(Beginning of Excerpted records)

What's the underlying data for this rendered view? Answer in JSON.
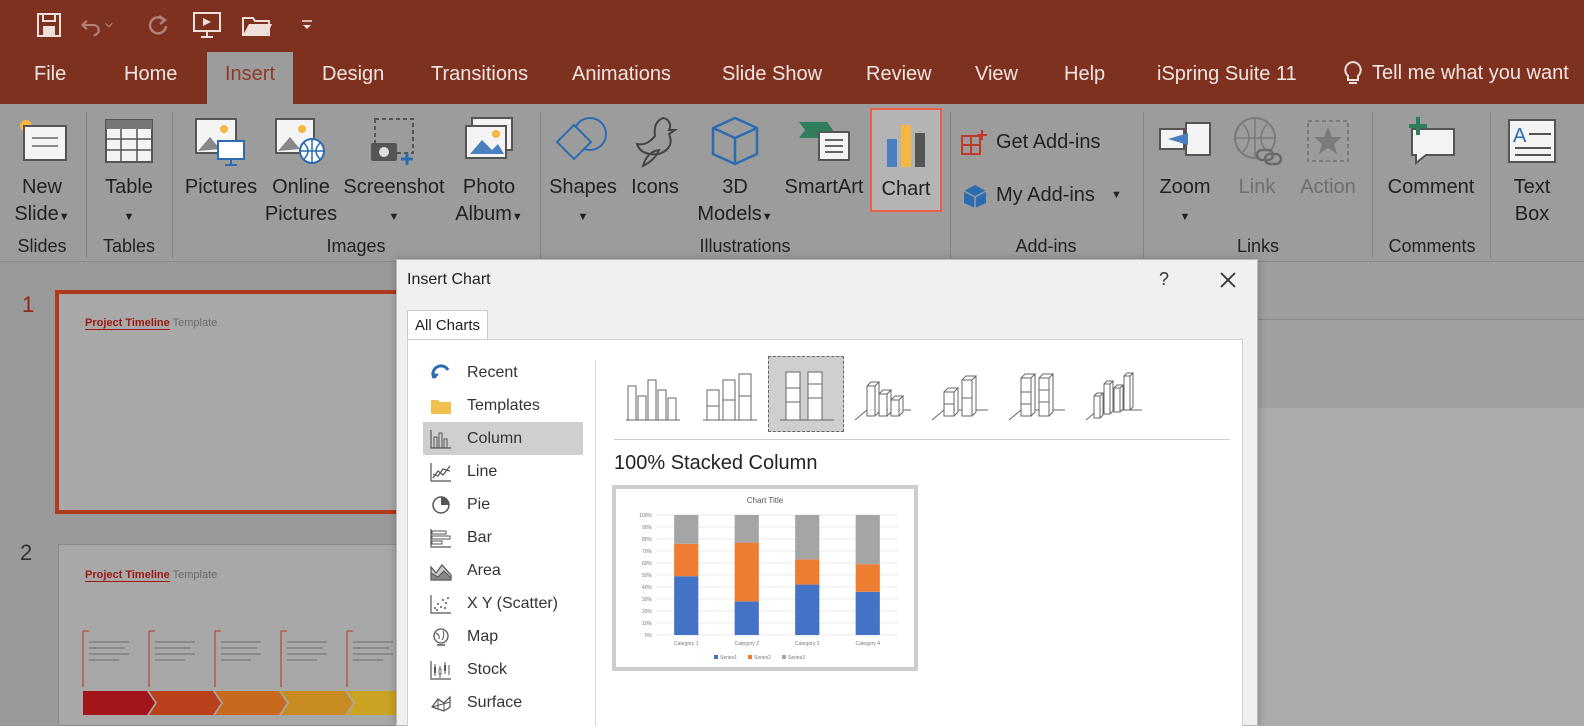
{
  "tabs": [
    "File",
    "Home",
    "Insert",
    "Design",
    "Transitions",
    "Animations",
    "Slide Show",
    "Review",
    "View",
    "Help",
    "iSpring Suite 11"
  ],
  "active_tab": "Insert",
  "tell_me": "Tell me what you want",
  "ribbon": {
    "new_slide": [
      "New",
      "Slide"
    ],
    "table": "Table",
    "pictures": "Pictures",
    "online_pictures": [
      "Online",
      "Pictures"
    ],
    "screenshot": "Screenshot",
    "photo_album": [
      "Photo",
      "Album"
    ],
    "shapes": "Shapes",
    "icons": "Icons",
    "models_3d": [
      "3D",
      "Models"
    ],
    "smartart": "SmartArt",
    "chart": "Chart",
    "get_addins": "Get Add-ins",
    "my_addins": "My Add-ins",
    "zoom": "Zoom",
    "link": "Link",
    "action": "Action",
    "comment": "Comment",
    "text_box": [
      "Text",
      "Box"
    ]
  },
  "groups": {
    "slides": "Slides",
    "tables": "Tables",
    "images": "Images",
    "illustrations": "Illustrations",
    "addins": "Add-ins",
    "links": "Links",
    "comments": "Comments"
  },
  "slides": [
    {
      "number": "1",
      "title_a": "Project Timeline",
      "title_b": "Template"
    },
    {
      "number": "2",
      "title_a": "Project Timeline",
      "title_b": "Template"
    }
  ],
  "dialog": {
    "title": "Insert Chart",
    "help": "?",
    "tab": "All Charts",
    "categories": [
      "Recent",
      "Templates",
      "Column",
      "Line",
      "Pie",
      "Bar",
      "Area",
      "X Y (Scatter)",
      "Map",
      "Stock",
      "Surface"
    ],
    "selected_category": "Column",
    "selected_subtype": "100% Stacked Column",
    "preview_title": "Chart Title"
  },
  "chart_data": {
    "type": "bar",
    "title": "Chart Title",
    "categories": [
      "Category 1",
      "Category 2",
      "Category 3",
      "Category 4"
    ],
    "y_ticks": [
      "100%",
      "90%",
      "80%",
      "70%",
      "60%",
      "50%",
      "40%",
      "30%",
      "20%",
      "10%",
      "0%"
    ],
    "ylim": [
      0,
      100
    ],
    "stacked_percent": true,
    "series": [
      {
        "name": "Series1",
        "values": [
          49,
          28,
          42,
          36
        ],
        "color": "#4472c4"
      },
      {
        "name": "Series2",
        "values": [
          27,
          49,
          21,
          23
        ],
        "color": "#ed7d31"
      },
      {
        "name": "Series3",
        "values": [
          24,
          23,
          37,
          41
        ],
        "color": "#a5a5a5"
      }
    ],
    "legend": "bottom",
    "grid": true
  },
  "colors": {
    "titlebar": "#7f311f",
    "accent": "#8e3a24",
    "chart_highlight": "#e8604a"
  }
}
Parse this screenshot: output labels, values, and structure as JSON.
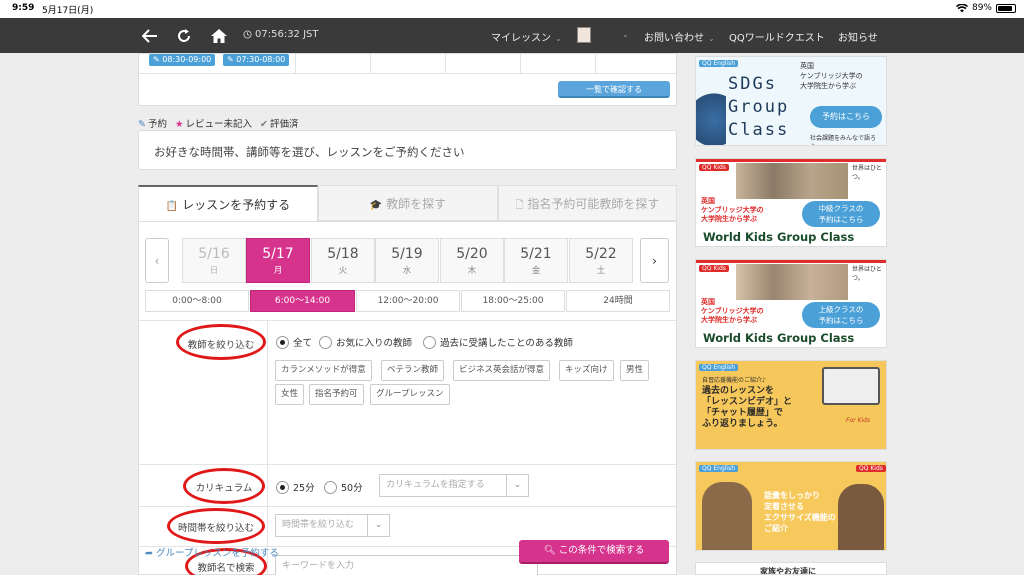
{
  "status_bar": {
    "time": "9:59",
    "date": "5月17日(月)",
    "battery": "89%",
    "battery_level": 0.89
  },
  "nav": {
    "clock": "07:56:32 JST",
    "my_lesson": "マイレッスン",
    "contact": "お問い合わせ",
    "quest": "QQワールドクエスト",
    "news": "お知らせ"
  },
  "top_card": {
    "slots": [
      "08:30-09:00",
      "07:30-08:00"
    ],
    "list_button": "一覧で確認する"
  },
  "legend": {
    "reserve": "予約",
    "review": "レビュー未記入",
    "rated": "評価済"
  },
  "intro_text": "お好きな時間帯、講師等を選び、レッスンをご予約ください",
  "tabs": [
    "レッスンを予約する",
    "教師を探す",
    "指名予約可能教師を探す"
  ],
  "days": [
    {
      "date": "5/16",
      "weekday": "日"
    },
    {
      "date": "5/17",
      "weekday": "月"
    },
    {
      "date": "5/18",
      "weekday": "火"
    },
    {
      "date": "5/19",
      "weekday": "水"
    },
    {
      "date": "5/20",
      "weekday": "木"
    },
    {
      "date": "5/21",
      "weekday": "金"
    },
    {
      "date": "5/22",
      "weekday": "土"
    }
  ],
  "time_bands": [
    "0:00〜8:00",
    "6:00〜14:00",
    "12:00〜20:00",
    "18:00〜25:00",
    "24時間"
  ],
  "filters": {
    "teacher_label": "教師を絞り込む",
    "teacher_options": [
      "全て",
      "お気に入りの教師",
      "過去に受講したことのある教師"
    ],
    "chips": [
      "カランメソッドが得意",
      "ベテラン教師",
      "ビジネス英会話が得意",
      "キッズ向け",
      "男性",
      "女性",
      "指名予約可",
      "グループレッスン"
    ],
    "curriculum_label": "カリキュラム",
    "durations": [
      "25分",
      "50分"
    ],
    "curriculum_placeholder": "カリキュラムを指定する",
    "timezone_label": "時間帯を絞り込む",
    "timezone_placeholder": "時間帯を絞り込む",
    "name_label": "教師名で検索",
    "keyword_placeholder": "キーワードを入力"
  },
  "group_link": "グループレッスンを予約する",
  "search_button": "この条件で検索する",
  "banners": {
    "sdgs": {
      "brand": "QQ English",
      "line1": "英国",
      "line2": "ケンブリッジ大学の",
      "line3": "大学院生から学ぶ",
      "title1": "SDGs",
      "title2": "Group",
      "title3": "Class",
      "cta": "予約はこちら",
      "note": "社会課題をみんなで語ろう。"
    },
    "kids1": {
      "brand": "QQ Kids",
      "tag": "世界はひとつ。",
      "line1": "英国",
      "line2": "ケンブリッジ大学の",
      "line3": "大学院生から学ぶ",
      "cta1": "中級クラスの",
      "cta2": "予約はこちら",
      "title": "World Kids Group Class"
    },
    "kids2": {
      "brand": "QQ Kids",
      "tag": "世界はひとつ。",
      "line1": "英国",
      "line2": "ケンブリッジ大学の",
      "line3": "大学院生から学ぶ",
      "cta1": "上級クラスの",
      "cta2": "予約はこちら",
      "title": "World Kids Group Class"
    },
    "video": {
      "brand": "QQ English",
      "intro": "自習応援機能のご紹介♪",
      "line1": "過去のレッスンを",
      "line2": "「レッスンビデオ」と",
      "line3": "「チャット履歴」で",
      "line4": "ふり返りましょう。",
      "tag": "For Kids"
    },
    "exercise": {
      "brand": "QQ English",
      "brand2": "QQ Kids",
      "line1": "語彙をしっかり",
      "line2": "定着させる",
      "line3": "エクササイズ機能の",
      "line4": "ご紹介"
    },
    "bottom": {
      "text": "家族やお友達に"
    }
  },
  "colors": {
    "accent": "#d6338c",
    "blue": "#5ba5dc",
    "nav": "#3a3a3a",
    "ring": "#e01818"
  }
}
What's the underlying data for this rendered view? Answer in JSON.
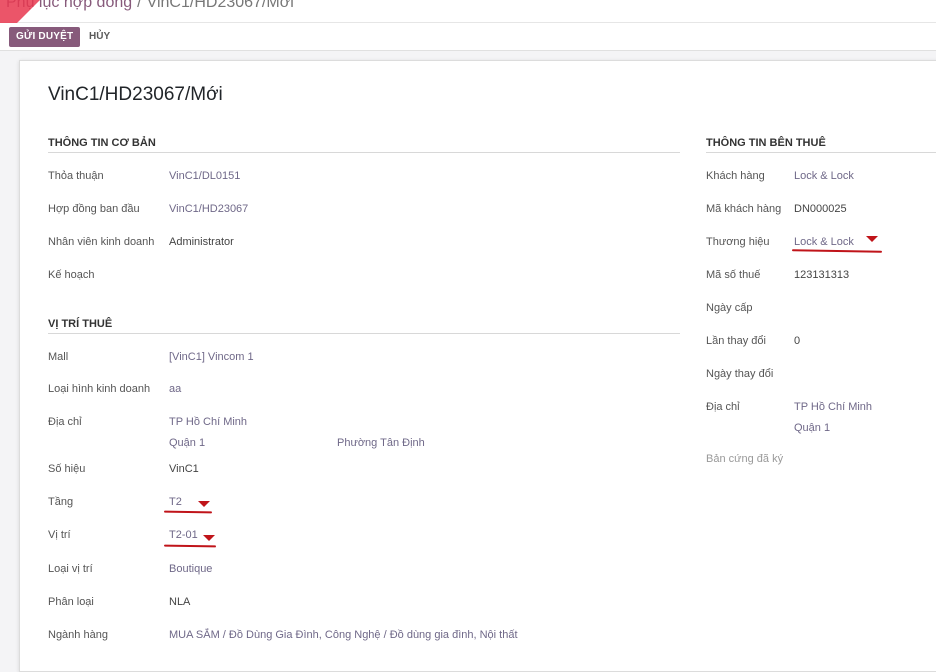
{
  "breadcrumb": {
    "parent": "Phụ lục hợp đồng",
    "separator": "/",
    "current": "VinC1/HD23067/Mới"
  },
  "toolbar": {
    "submit_label": "GỬI DUYỆT",
    "cancel_label": "HỦY"
  },
  "record": {
    "title": "VinC1/HD23067/Mới"
  },
  "basic_info": {
    "title": "THÔNG TIN CƠ BẢN",
    "agreement_label": "Thỏa thuận",
    "agreement_value": "VinC1/DL0151",
    "original_contract_label": "Hợp đồng ban đầu",
    "original_contract_value": "VinC1/HD23067",
    "salesperson_label": "Nhân viên kinh doanh",
    "salesperson_value": "Administrator",
    "plan_label": "Kế hoạch"
  },
  "location": {
    "title": "VỊ TRÍ THUÊ",
    "mall_label": "Mall",
    "mall_value": "[VinC1] Vincom 1",
    "business_type_label": "Loại hình kinh doanh",
    "business_type_value": "aa",
    "address_label": "Địa chỉ",
    "city": "TP Hồ Chí Minh",
    "district": "Quận 1",
    "ward": "Phường Tân Định",
    "code_label": "Số hiệu",
    "code_value": "VinC1",
    "floor_label": "Tầng",
    "floor_value": "T2",
    "position_label": "Vị trí",
    "position_value": "T2-01",
    "position_type_label": "Loại vị trí",
    "position_type_value": "Boutique",
    "class_label": "Phân loại",
    "class_value": "NLA",
    "industry_label": "Ngành hàng",
    "industry_value": "MUA SẮM / Đồ Dùng Gia Đình, Công Nghệ / Đồ dùng gia đình, Nội thất"
  },
  "tenant": {
    "title": "THÔNG TIN BÊN THUÊ",
    "customer_label": "Khách hàng",
    "customer_value": "Lock & Lock",
    "customer_code_label": "Mã khách hàng",
    "customer_code_value": "DN000025",
    "brand_label": "Thương hiệu",
    "brand_value": "Lock & Lock",
    "tax_code_label": "Mã số thuế",
    "tax_code_value": "123131313",
    "issue_date_label": "Ngày cấp",
    "change_count_label": "Lần thay đổi",
    "change_count_value": "0",
    "change_date_label": "Ngày thay đổi",
    "address_label": "Địa chỉ",
    "address_city": "TP Hồ Chí Minh",
    "address_district": "Quận 1",
    "signed_copy_label": "Bản cứng đã ký"
  },
  "colors": {
    "primary": "#875a7b",
    "annotation": "#c0141a"
  }
}
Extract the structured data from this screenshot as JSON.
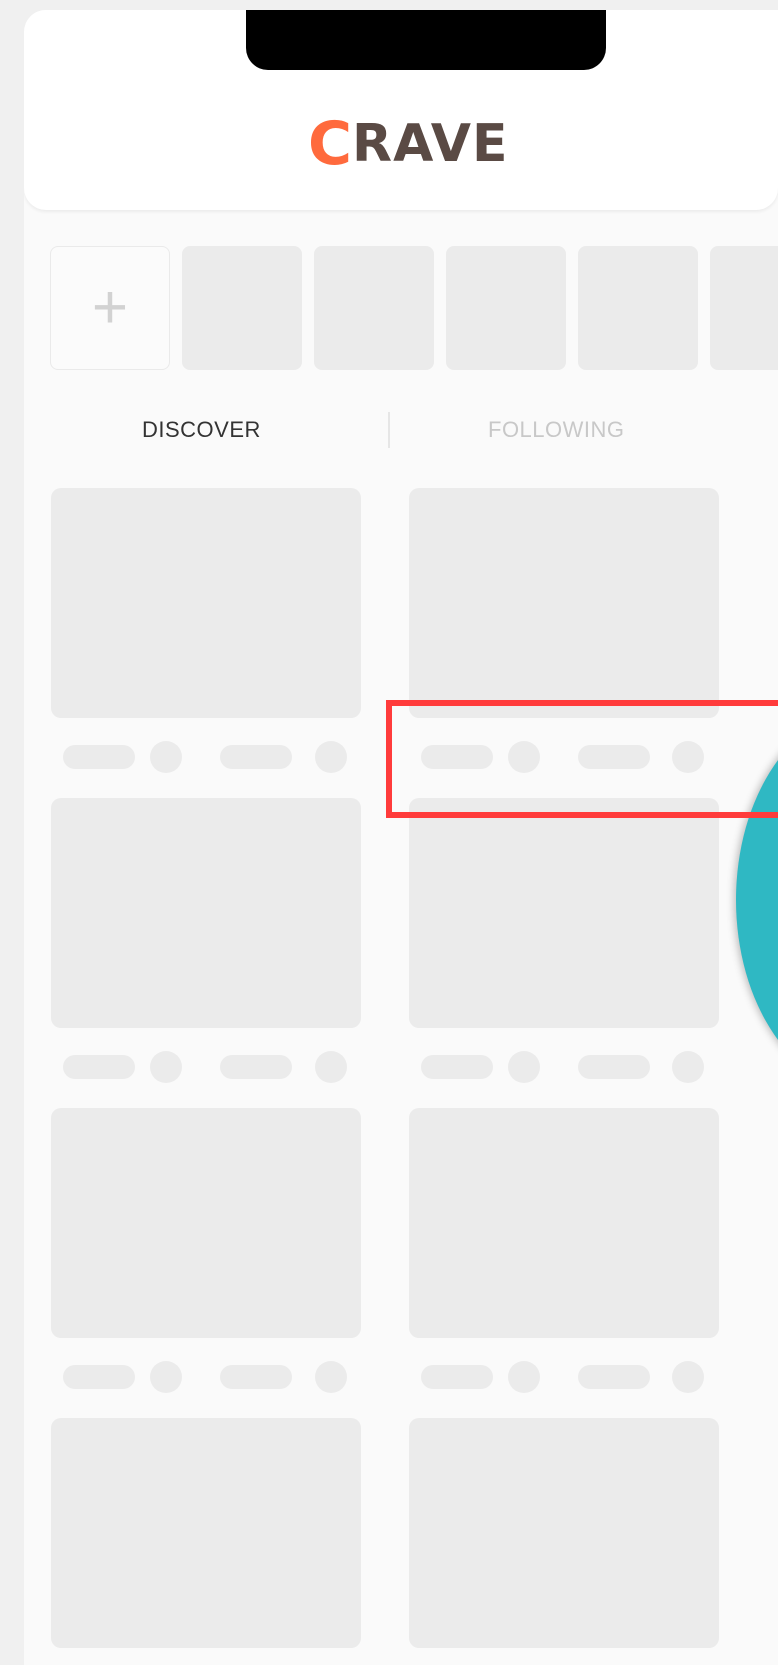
{
  "app": {
    "logo": {
      "first_letter": "C",
      "rest": "RAVE",
      "accent_color": "#ff6a3d",
      "text_color": "#5a4a44"
    }
  },
  "stories": {
    "add_icon": "plus-icon",
    "add_symbol": "+",
    "placeholder_count": 5
  },
  "tabs": [
    {
      "label": "DISCOVER",
      "active": true
    },
    {
      "label": "FOLLOWING",
      "active": false
    }
  ],
  "feed": {
    "state": "loading-skeleton",
    "rows": 4,
    "columns": 2
  },
  "colors": {
    "skeleton": "#ebebeb",
    "highlight": "#ff3b3b",
    "fab": "#2fb8c3"
  }
}
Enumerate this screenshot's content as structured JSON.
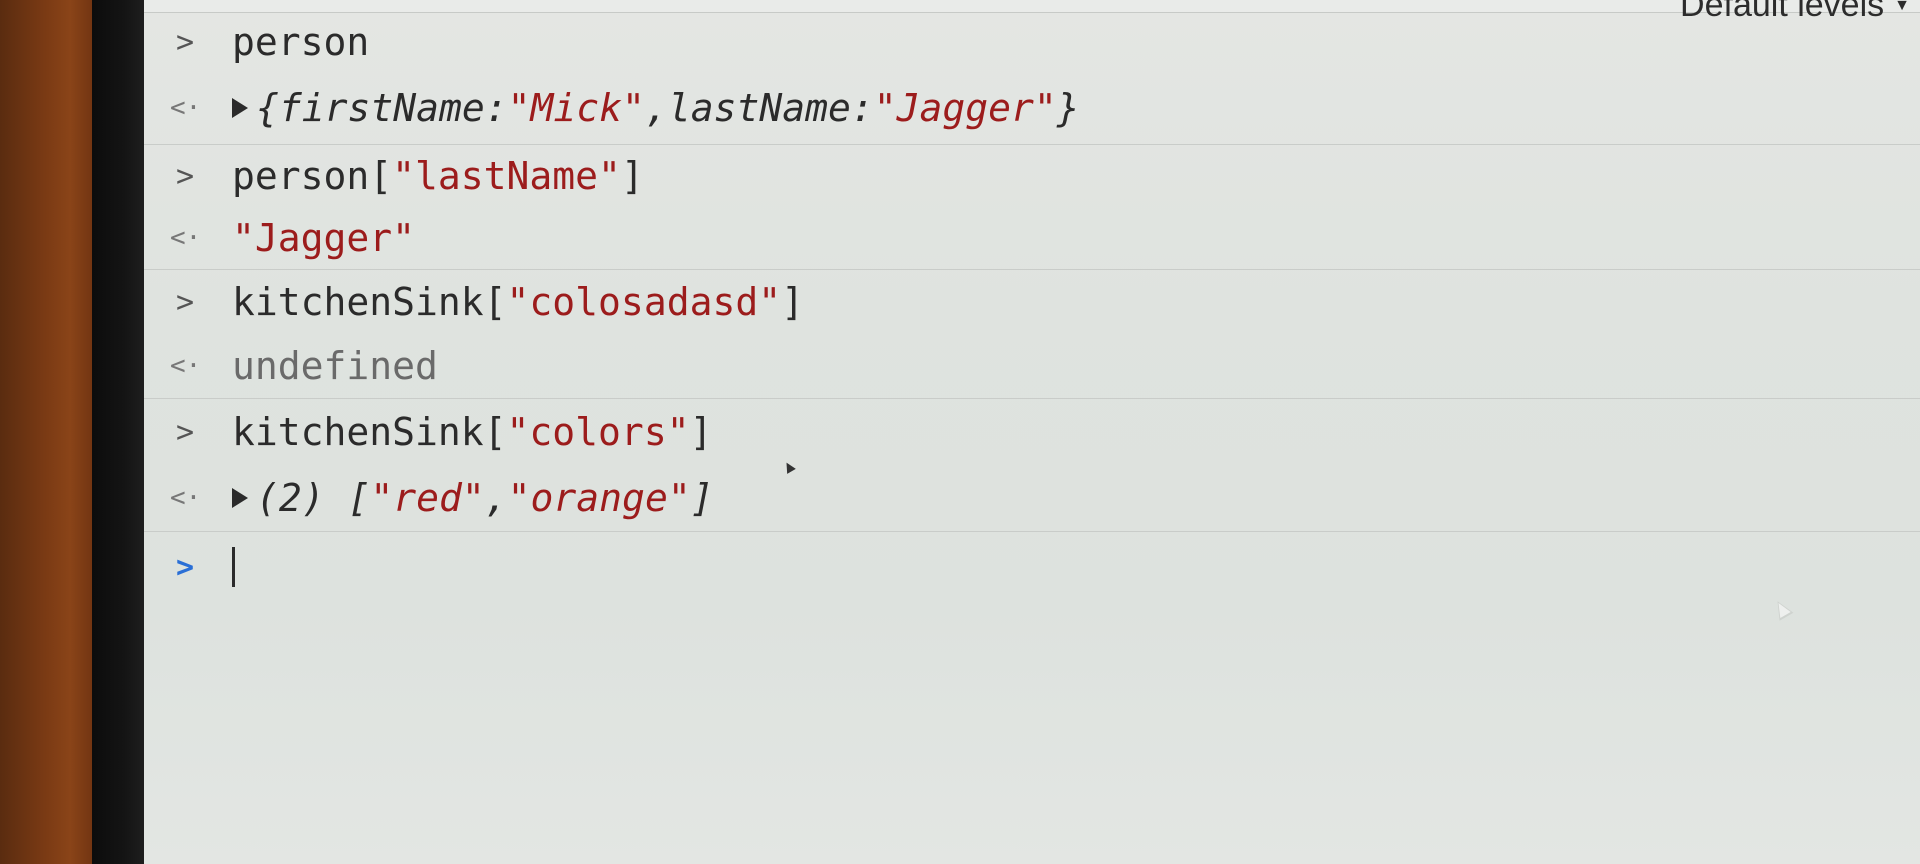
{
  "toolbar": {
    "levels_label": "Default levels",
    "levels_caret": "▼"
  },
  "prompts": {
    "input": ">",
    "result": "<·"
  },
  "console": {
    "entries": [
      {
        "input": "person",
        "result": {
          "prefix": "{",
          "k1": "firstName: ",
          "v1": "\"Mick\"",
          "sep": ", ",
          "k2": "lastName: ",
          "v2": "\"Jagger\"",
          "suffix": "}"
        }
      },
      {
        "input_code": "person[",
        "input_str": "\"lastName\"",
        "input_close": "]",
        "result": "\"Jagger\""
      },
      {
        "input_code": "kitchenSink[",
        "input_str": "\"colosadasd\"",
        "input_close": "]",
        "result": "undefined"
      },
      {
        "input_code": "kitchenSink[",
        "input_str": "\"colors\"",
        "input_close": "]",
        "result": {
          "count": "(2) [",
          "v1": "\"red\"",
          "sep": ", ",
          "v2": "\"orange\"",
          "close": "]"
        }
      }
    ]
  }
}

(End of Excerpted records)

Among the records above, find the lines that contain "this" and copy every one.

#### Exercise output:
What's the underlying data for this rendered view? Answer in JSON.
Parse this screenshot: output labels, values, and structure as JSON.
What's the underlying data for this rendered view? Answer in JSON.
Extract the structured data from this screenshot as JSON.
Enumerate this screenshot's content as structured JSON.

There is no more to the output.